▶ WHAT YOU ARE ASKED TO DO:
Return each line of the data below unchanged, please.
BEGIN DATA LISTING
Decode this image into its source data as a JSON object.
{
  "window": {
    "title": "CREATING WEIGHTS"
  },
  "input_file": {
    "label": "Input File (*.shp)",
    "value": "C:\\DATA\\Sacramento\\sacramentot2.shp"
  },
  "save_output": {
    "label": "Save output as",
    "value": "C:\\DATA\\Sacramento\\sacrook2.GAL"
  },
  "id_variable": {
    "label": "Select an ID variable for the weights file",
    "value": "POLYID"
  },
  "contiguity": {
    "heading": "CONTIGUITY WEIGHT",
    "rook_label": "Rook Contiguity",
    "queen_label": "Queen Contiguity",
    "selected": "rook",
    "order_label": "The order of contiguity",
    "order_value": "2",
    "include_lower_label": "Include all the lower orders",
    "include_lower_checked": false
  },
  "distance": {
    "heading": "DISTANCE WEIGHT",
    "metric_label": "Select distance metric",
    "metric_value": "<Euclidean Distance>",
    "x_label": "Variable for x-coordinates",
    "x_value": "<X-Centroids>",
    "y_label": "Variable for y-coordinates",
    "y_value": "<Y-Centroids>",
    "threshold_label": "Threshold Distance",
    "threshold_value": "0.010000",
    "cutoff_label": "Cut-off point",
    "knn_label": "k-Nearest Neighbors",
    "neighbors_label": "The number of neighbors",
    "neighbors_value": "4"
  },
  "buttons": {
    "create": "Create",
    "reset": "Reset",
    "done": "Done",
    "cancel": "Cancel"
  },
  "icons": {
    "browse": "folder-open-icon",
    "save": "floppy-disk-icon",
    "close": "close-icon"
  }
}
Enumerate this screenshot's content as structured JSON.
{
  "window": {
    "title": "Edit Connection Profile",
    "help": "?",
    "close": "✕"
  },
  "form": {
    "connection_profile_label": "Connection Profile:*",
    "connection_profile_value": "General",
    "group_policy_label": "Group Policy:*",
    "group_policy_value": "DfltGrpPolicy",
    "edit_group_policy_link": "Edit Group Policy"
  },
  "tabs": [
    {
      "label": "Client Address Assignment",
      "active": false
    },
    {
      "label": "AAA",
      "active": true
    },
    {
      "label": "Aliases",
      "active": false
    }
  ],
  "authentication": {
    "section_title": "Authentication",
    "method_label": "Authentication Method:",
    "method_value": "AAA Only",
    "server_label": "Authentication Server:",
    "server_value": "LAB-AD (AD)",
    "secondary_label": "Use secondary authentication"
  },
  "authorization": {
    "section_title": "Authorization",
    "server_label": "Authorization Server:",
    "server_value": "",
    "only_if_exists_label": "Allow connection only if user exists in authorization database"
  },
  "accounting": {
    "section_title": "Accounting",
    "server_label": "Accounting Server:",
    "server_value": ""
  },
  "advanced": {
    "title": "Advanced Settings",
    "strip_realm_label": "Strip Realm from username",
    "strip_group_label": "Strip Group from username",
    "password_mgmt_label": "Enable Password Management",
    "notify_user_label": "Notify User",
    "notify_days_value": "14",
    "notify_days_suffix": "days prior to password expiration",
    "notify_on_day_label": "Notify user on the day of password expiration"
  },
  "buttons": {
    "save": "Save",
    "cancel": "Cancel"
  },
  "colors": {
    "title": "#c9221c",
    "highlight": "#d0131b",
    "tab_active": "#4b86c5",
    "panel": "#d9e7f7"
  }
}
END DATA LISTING
▶ WRITTEN ANSWER:
Decode this image into its source data as a JSON object.
{
  "window": {
    "title": "CREATING WEIGHTS"
  },
  "input_file": {
    "label": "Input File (*.shp)",
    "value": "C:\\DATA\\Sacramento\\sacramentot2.shp"
  },
  "save_output": {
    "label": "Save output as",
    "value": "C:\\DATA\\Sacramento\\sacrook2.GAL"
  },
  "id_variable": {
    "label": "Select an ID variable for the weights file",
    "value": "POLYID"
  },
  "contiguity": {
    "heading": "CONTIGUITY WEIGHT",
    "rook_label": "Rook Contiguity",
    "queen_label": "Queen Contiguity",
    "selected": "rook",
    "order_label": "The order of contiguity",
    "order_value": "2",
    "include_lower_label": "Include all the lower orders",
    "include_lower_checked": false
  },
  "distance": {
    "heading": "DISTANCE WEIGHT",
    "metric_label": "Select distance metric",
    "metric_value": "<Euclidean Distance>",
    "x_label": "Variable for x-coordinates",
    "x_value": "<X-Centroids>",
    "y_label": "Variable for y-coordinates",
    "y_value": "<Y-Centroids>",
    "threshold_label": "Threshold Distance",
    "threshold_value": "0.010000",
    "cutoff_label": "Cut-off point",
    "knn_label": "k-Nearest Neighbors",
    "neighbors_label": "The number of neighbors",
    "neighbors_value": "4"
  },
  "buttons": {
    "create": "Create",
    "reset": "Reset",
    "done": "Done",
    "cancel": "Cancel"
  },
  "icons": {
    "browse": "folder-open-icon",
    "save": "floppy-disk-icon",
    "close": "close-icon"
  }
}
Enumerate this screenshot's content as structured JSON.
{
  "window": {
    "title": "Edit Connection Profile",
    "help": "?",
    "close": "✕"
  },
  "form": {
    "connection_profile_label": "Connection Profile:*",
    "connection_profile_value": "General",
    "group_policy_label": "Group Policy:*",
    "group_policy_value": "DfltGrpPolicy",
    "edit_group_policy_link": "Edit Group Policy"
  },
  "tabs": [
    {
      "label": "Client Address Assignment",
      "active": false
    },
    {
      "label": "AAA",
      "active": true
    },
    {
      "label": "Aliases",
      "active": false
    }
  ],
  "authentication": {
    "section_title": "Authentication",
    "method_label": "Authentication Method:",
    "method_value": "AAA Only",
    "server_label": "Authentication Server:",
    "server_value": "LAB-AD (AD)",
    "secondary_label": "Use secondary authentication"
  },
  "authorization": {
    "section_title": "Authorization",
    "server_label": "Authorization Server:",
    "server_value": "",
    "only_if_exists_label": "Allow connection only if user exists in authorization database"
  },
  "accounting": {
    "section_title": "Accounting",
    "server_label": "Accounting Server:",
    "server_value": ""
  },
  "advanced": {
    "title": "Advanced Settings",
    "strip_realm_label": "Strip Realm from username",
    "strip_group_label": "Strip Group from username",
    "password_mgmt_label": "Enable Password Management",
    "notify_user_label": "Notify User",
    "notify_days_value": "14",
    "notify_days_suffix": "days prior to password expiration",
    "notify_on_day_label": "Notify user on the day of password expiration"
  },
  "buttons": {
    "save": "Save",
    "cancel": "Cancel"
  },
  "colors": {
    "title": "#c9221c",
    "highlight": "#d0131b",
    "tab_active": "#4b86c5",
    "panel": "#d9e7f7"
  }
}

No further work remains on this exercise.